For each line of the data below, test for "time". Report only the number of lines that pass.

** Provided data follows **

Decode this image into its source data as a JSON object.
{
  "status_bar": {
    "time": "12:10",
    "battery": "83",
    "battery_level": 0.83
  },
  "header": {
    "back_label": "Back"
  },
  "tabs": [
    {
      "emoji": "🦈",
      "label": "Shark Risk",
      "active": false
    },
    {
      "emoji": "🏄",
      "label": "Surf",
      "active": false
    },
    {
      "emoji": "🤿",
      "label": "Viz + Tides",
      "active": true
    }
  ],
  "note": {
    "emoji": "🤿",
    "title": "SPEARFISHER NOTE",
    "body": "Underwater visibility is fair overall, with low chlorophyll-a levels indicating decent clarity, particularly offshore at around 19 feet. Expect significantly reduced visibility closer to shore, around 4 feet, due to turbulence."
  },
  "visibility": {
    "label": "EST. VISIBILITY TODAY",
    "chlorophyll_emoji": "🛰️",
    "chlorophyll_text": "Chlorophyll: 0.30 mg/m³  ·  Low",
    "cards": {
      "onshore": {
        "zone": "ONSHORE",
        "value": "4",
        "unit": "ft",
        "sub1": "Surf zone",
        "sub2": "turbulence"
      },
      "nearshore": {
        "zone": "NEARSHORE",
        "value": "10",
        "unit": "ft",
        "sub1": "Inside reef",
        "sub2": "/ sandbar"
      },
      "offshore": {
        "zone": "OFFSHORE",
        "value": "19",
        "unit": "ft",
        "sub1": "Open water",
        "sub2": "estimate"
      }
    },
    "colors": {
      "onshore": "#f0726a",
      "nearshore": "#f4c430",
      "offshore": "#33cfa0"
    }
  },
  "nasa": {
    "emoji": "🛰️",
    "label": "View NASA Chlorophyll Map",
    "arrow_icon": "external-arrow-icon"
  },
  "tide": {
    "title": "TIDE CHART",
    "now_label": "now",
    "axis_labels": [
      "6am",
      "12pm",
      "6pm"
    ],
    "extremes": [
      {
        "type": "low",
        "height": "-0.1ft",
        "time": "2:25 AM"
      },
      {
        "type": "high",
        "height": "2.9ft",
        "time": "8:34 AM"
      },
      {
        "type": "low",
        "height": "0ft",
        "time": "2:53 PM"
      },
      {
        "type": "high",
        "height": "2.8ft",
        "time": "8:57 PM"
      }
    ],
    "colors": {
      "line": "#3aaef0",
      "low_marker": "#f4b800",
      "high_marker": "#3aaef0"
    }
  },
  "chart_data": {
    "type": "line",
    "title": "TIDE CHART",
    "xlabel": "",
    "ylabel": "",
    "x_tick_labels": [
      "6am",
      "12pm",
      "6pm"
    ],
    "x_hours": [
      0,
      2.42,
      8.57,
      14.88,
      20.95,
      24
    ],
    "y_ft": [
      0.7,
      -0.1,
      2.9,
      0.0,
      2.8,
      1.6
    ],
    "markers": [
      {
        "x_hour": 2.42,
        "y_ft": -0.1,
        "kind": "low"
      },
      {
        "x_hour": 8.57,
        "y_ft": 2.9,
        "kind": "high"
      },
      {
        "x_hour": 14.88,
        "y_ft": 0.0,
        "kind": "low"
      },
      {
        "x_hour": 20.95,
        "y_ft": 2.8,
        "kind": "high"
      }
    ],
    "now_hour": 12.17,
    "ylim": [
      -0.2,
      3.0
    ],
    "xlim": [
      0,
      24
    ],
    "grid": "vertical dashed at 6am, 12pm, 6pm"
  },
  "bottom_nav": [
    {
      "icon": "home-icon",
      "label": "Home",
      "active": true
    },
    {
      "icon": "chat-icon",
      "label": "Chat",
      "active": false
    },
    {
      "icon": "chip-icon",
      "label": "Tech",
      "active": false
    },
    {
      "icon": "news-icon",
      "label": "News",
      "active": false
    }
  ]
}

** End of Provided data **

**Written answer**. 5